Entries from a dataset of interfaces
□ □ □ □ □ □ □
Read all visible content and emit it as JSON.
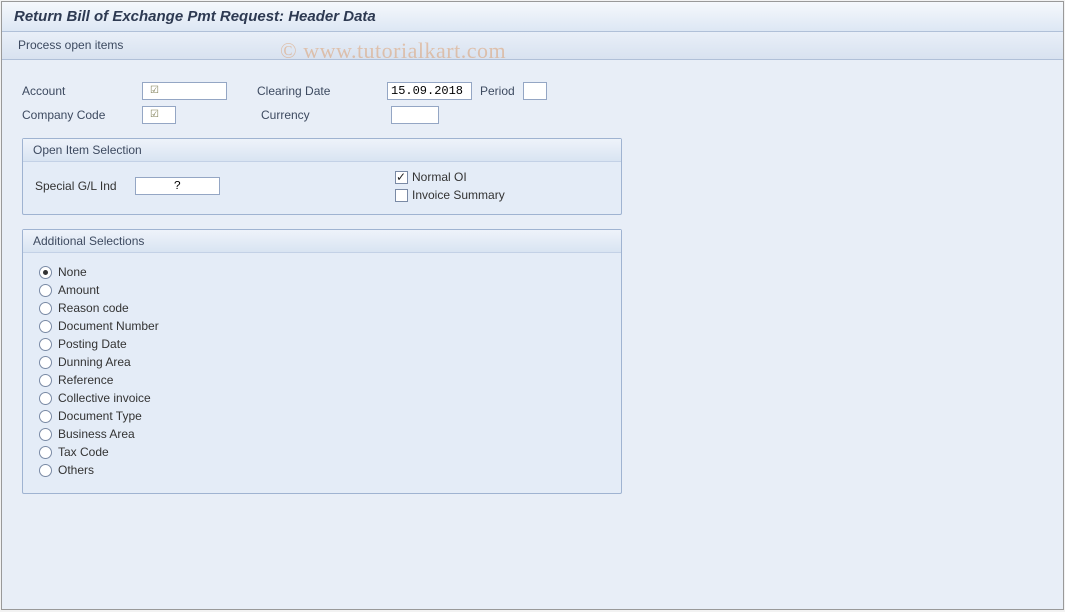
{
  "title": "Return Bill of Exchange Pmt Request: Header Data",
  "toolbar": {
    "process": "Process open items"
  },
  "watermark": "© www.tutorialkart.com",
  "fields": {
    "account_label": "Account",
    "company_code_label": "Company Code",
    "clearing_date_label": "Clearing Date",
    "clearing_date_value": "15.09.2018",
    "period_label": "Period",
    "currency_label": "Currency"
  },
  "group_open": {
    "title": "Open Item Selection",
    "special_gl_label": "Special G/L Ind",
    "special_gl_value": "?",
    "normal_oi_label": "Normal OI",
    "normal_oi_checked": true,
    "invoice_summary_label": "Invoice Summary",
    "invoice_summary_checked": false
  },
  "group_additional": {
    "title": "Additional Selections",
    "options": [
      {
        "label": "None",
        "checked": true
      },
      {
        "label": "Amount",
        "checked": false
      },
      {
        "label": "Reason code",
        "checked": false
      },
      {
        "label": "Document Number",
        "checked": false
      },
      {
        "label": "Posting Date",
        "checked": false
      },
      {
        "label": "Dunning Area",
        "checked": false
      },
      {
        "label": "Reference",
        "checked": false
      },
      {
        "label": "Collective invoice",
        "checked": false
      },
      {
        "label": "Document Type",
        "checked": false
      },
      {
        "label": "Business Area",
        "checked": false
      },
      {
        "label": "Tax Code",
        "checked": false
      },
      {
        "label": "Others",
        "checked": false
      }
    ]
  }
}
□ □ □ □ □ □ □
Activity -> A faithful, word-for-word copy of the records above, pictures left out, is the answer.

Response ->
Read all visible content and emit it as JSON.
{
  "title": "Return Bill of Exchange Pmt Request: Header Data",
  "toolbar": {
    "process": "Process open items"
  },
  "watermark": "© www.tutorialkart.com",
  "fields": {
    "account_label": "Account",
    "company_code_label": "Company Code",
    "clearing_date_label": "Clearing Date",
    "clearing_date_value": "15.09.2018",
    "period_label": "Period",
    "currency_label": "Currency"
  },
  "group_open": {
    "title": "Open Item Selection",
    "special_gl_label": "Special G/L Ind",
    "special_gl_value": "?",
    "normal_oi_label": "Normal OI",
    "normal_oi_checked": true,
    "invoice_summary_label": "Invoice Summary",
    "invoice_summary_checked": false
  },
  "group_additional": {
    "title": "Additional Selections",
    "options": [
      {
        "label": "None",
        "checked": true
      },
      {
        "label": "Amount",
        "checked": false
      },
      {
        "label": "Reason code",
        "checked": false
      },
      {
        "label": "Document Number",
        "checked": false
      },
      {
        "label": "Posting Date",
        "checked": false
      },
      {
        "label": "Dunning Area",
        "checked": false
      },
      {
        "label": "Reference",
        "checked": false
      },
      {
        "label": "Collective invoice",
        "checked": false
      },
      {
        "label": "Document Type",
        "checked": false
      },
      {
        "label": "Business Area",
        "checked": false
      },
      {
        "label": "Tax Code",
        "checked": false
      },
      {
        "label": "Others",
        "checked": false
      }
    ]
  }
}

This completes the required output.